Poll square in the middle of that turd swamp, ask them to describe their favorite video game or what they think was the movie of the year, and you'll find a whole lot of "epic". And "epic" today isn't just different from Brecht's "epic". It's that "epic's" mortal foe, the all-audiences scream-at-the-sky propaganda melodrama, wearing discarded chunks of its enemy's decades-old facelift as a combination stage mask and war trophy.
#99

Flying_horse_in_saudi_arabia posted:

idk, it seems to me like everyone is giving you the correct answer over and over and you refuse to accept it. there simply is something inherent to the medium of Game's that precludes good storytelling, and that thing is its unique element: interactivity.

think about it this way: it is possible to create a truly great game with no storytelling. any nonessential element of a medium will always be subordinate to its essential elements - words in a film, for example, are nonessential, and subordinate to sound and vision.

in fact, a great film script can never rise to the level of a great book, no matter how great the film, because words alone do not comprise a film. in this way, i hope you can see that judgment of what is a great element of a medium is ALWAYS relative, ALWAYS depends on the medium, and in this sense, the medium of Game's is NOT receiving special treatment, even though it is for children.



has anyone here ever played a saga game. saga frontier is sooooo good. but its like a jrpg detached from the strong story element and its incredible. this is what idiots criticized octopath traveler for without being aware its a spiritual successor to teh saga games

#100

Flying_horse_in_saudi_arabia posted:

its unique element: interactivity.



See above I guess.

#101

toyot posted:

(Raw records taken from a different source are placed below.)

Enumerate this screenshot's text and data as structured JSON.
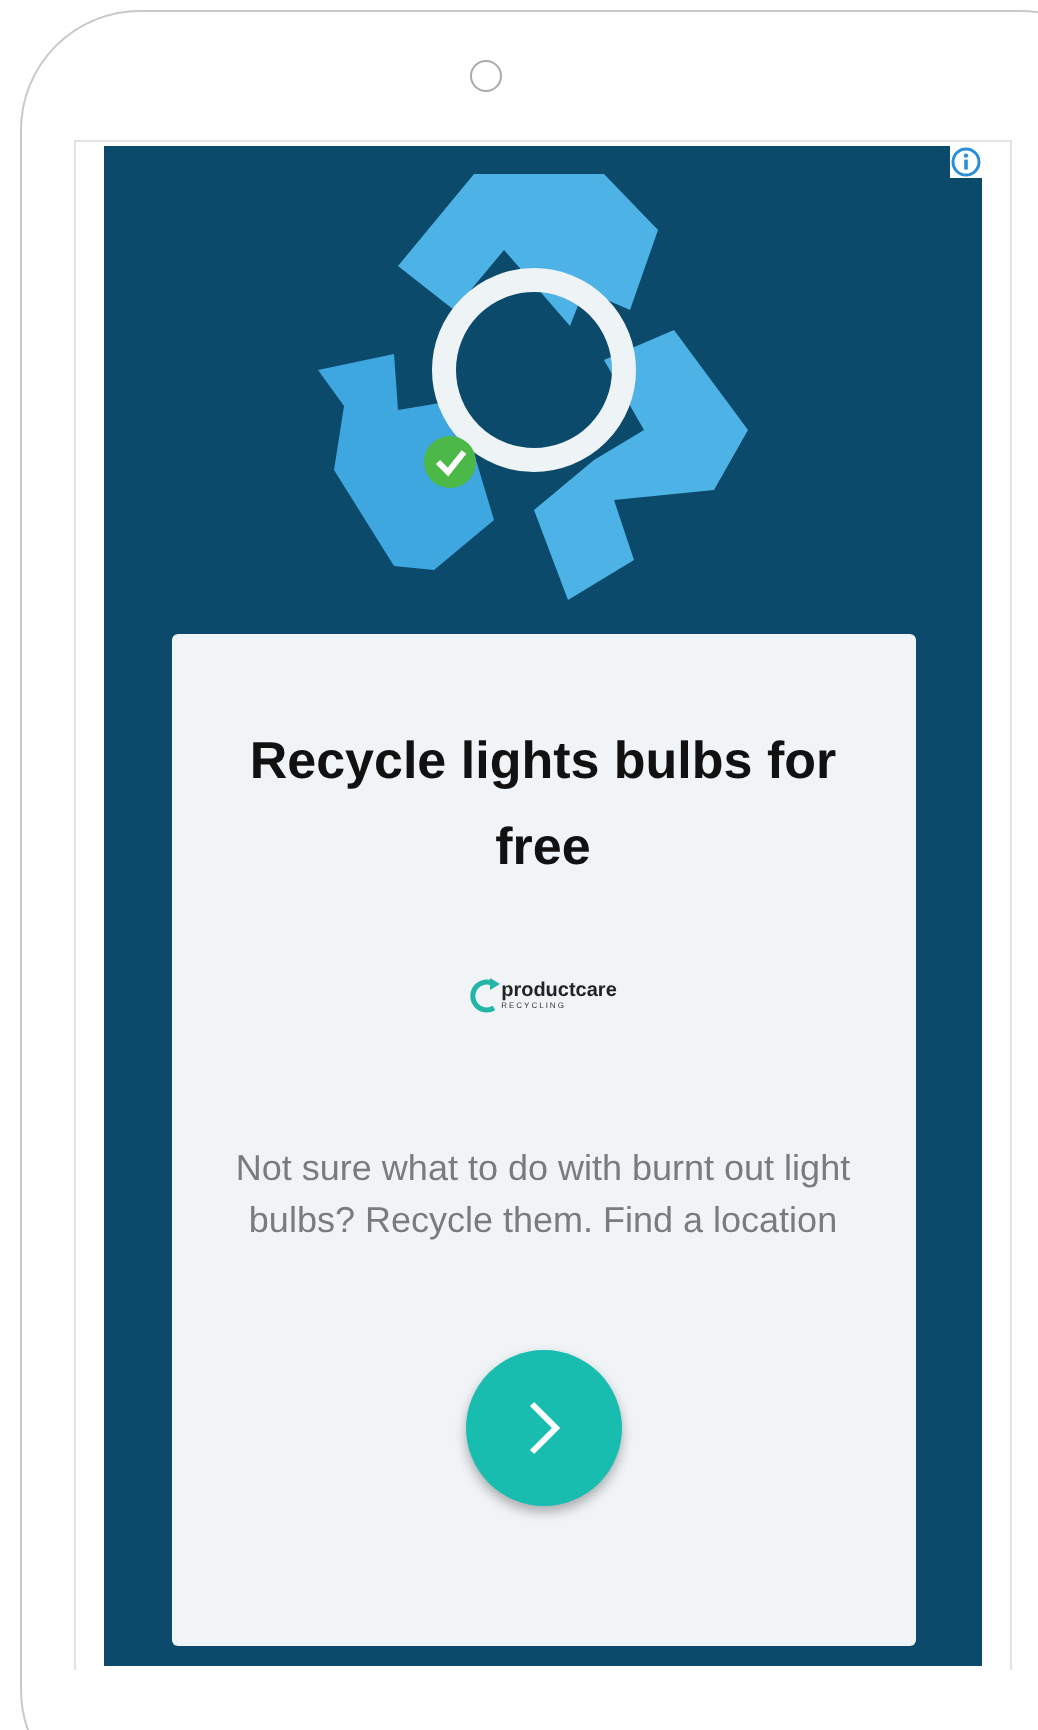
{
  "ad": {
    "headline": "Recycle lights bulbs for free",
    "logo": {
      "name": "productcare",
      "tagline": "RECYCLING"
    },
    "description": "Not sure what to do with burnt out light bulbs? Recycle them. Find a location"
  }
}
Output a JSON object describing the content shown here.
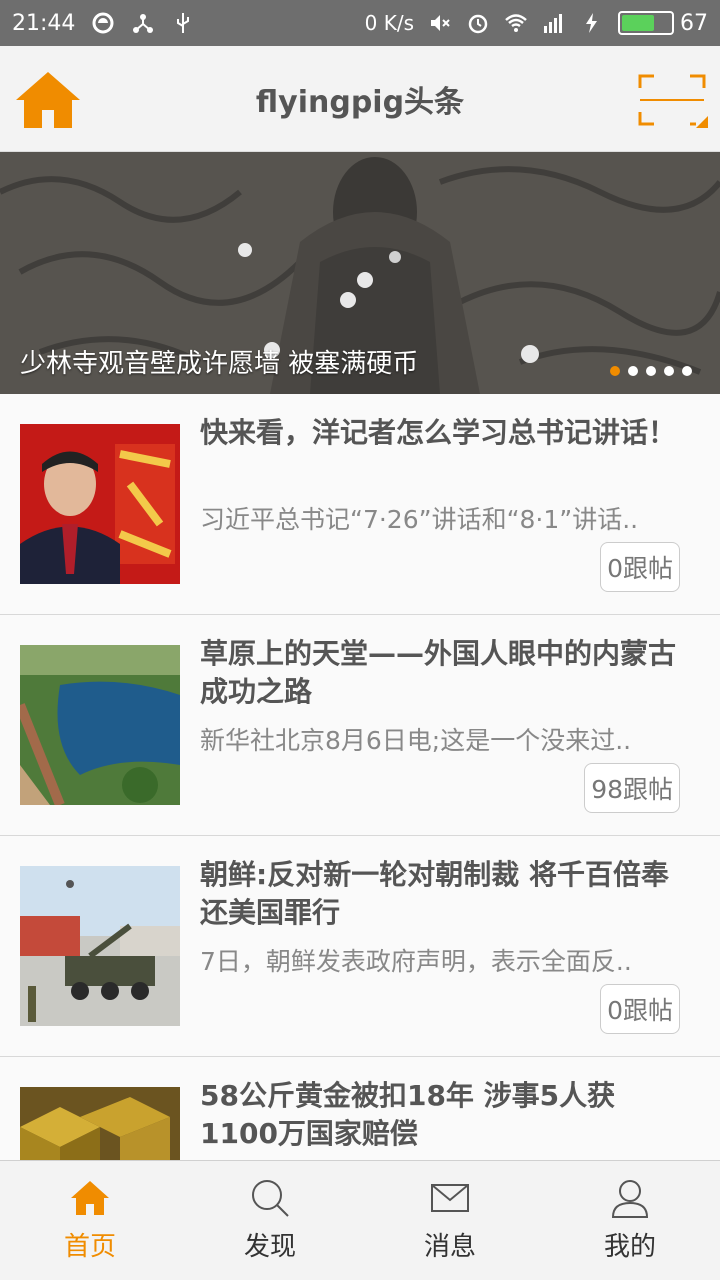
{
  "statusbar": {
    "time": "21:44",
    "network_speed": "0 K/s",
    "battery_level": "67",
    "battery_fraction": 0.67,
    "battery_color": "#5bd15b"
  },
  "header": {
    "title": "flyingpig头条",
    "home_icon": "home-icon",
    "scan_icon": "scan-icon",
    "accent_color": "#f08c00"
  },
  "banner": {
    "caption": "少林寺观音壁成许愿墙 被塞满硬币",
    "slides_total": 5,
    "active_slide": 1
  },
  "news": [
    {
      "title": "快来看，洋记者怎么学习总书记讲话！",
      "summary": "习近平总书记“7·26”讲话和“8·1”讲话..",
      "replies": "0跟帖"
    },
    {
      "title": "草原上的天堂——外国人眼中的内蒙古成功之路",
      "summary": "新华社北京8月6日电;这是一个没来过..",
      "replies": "98跟帖"
    },
    {
      "title": "朝鲜:反对新一轮对朝制裁 将千百倍奉还美国罪行",
      "summary": "7日，朝鲜发表政府声明，表示全面反..",
      "replies": "0跟帖"
    },
    {
      "title": "58公斤黄金被扣18年 涉事5人获1100万国家赔偿",
      "summary": "",
      "replies": ""
    }
  ],
  "tabs": [
    {
      "label": "首页",
      "icon": "home-icon",
      "active": true
    },
    {
      "label": "发现",
      "icon": "search-icon",
      "active": false
    },
    {
      "label": "消息",
      "icon": "mail-icon",
      "active": false
    },
    {
      "label": "我的",
      "icon": "user-icon",
      "active": false
    }
  ]
}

it's not a full explanation cars but the genre built to hold great stories, rpgs, tempts developers to write choose-your-own-adventures, which is murder to stories. so they'll write beginnings generic or muddled enough to fit 3 middles, and 3 middles to plausibly handle 6 endings. if a sidekick can either heel-turn, or save the day, how well can he be realistically characterized. or what kind of foreshadowing can be built in hours 0-5 under these circumstances, do you foreshadow all paths, dilute each hint? cuz the goal isn't story-telling per se, it's automating the task of dungeon master. one compromise made is, instead of branching, they'll hide lore and backstory down sidequests, to satisfy whoever still expects every playthru could still be unique. whole teams are devoted to procedurally-generated, randomized landscapes, flora, fauna, encounters, the philosophy isn't to tell a story, it's to make a story-machine, and it's not to make visual art in a manner like a painting or film, it's to make code that sways trees and can blow snow around boulders no matter where the camera's pointed, an art-machine. and with that a sub-profession of streamers, who can make the art-machine or story-machine run best.



Yeah the "side quest" is a big part of that pseudo-plasticity. One thing I noticed and it's just anecdotal is that you will almost never find a critic nowadays saying side quests are bullshit filler. It's always a complaint about how they're not as overwrought and melodramatic as the A story, or burbling praise if they are, and since a "good" A story usually kind of sucks... While on the other hand your average video game buyer is likely as not to call that "content" bullshit, though they'll still play engage with it as directed by the product. One of the things online clearinghouses for digital games give you is a rough idea of how many more people went out of their way to find a cross-promotional brand-synergy hat for the character's dog to wear than made it halfway through the video game they paid like a hundred dollars for, I guess so they could get the one with the dog ad hat and remind themselves to buy the "enhanced" version of another video game they already own and will never play.

#102
could you please bring it home and tell us how silent hill 2 (i'm not familiar unfortunately) and other such good games are potentially "dialectical"? e: the whole thing sounds like you're saying what makes a good communist story is that it lacks catharsis, has genuinely unexpected elements, and ends on a cliffhanger. i'm sure there's more to this brecht goober but i'm a peanuthead so go easy

Edited by nearlyoctober ()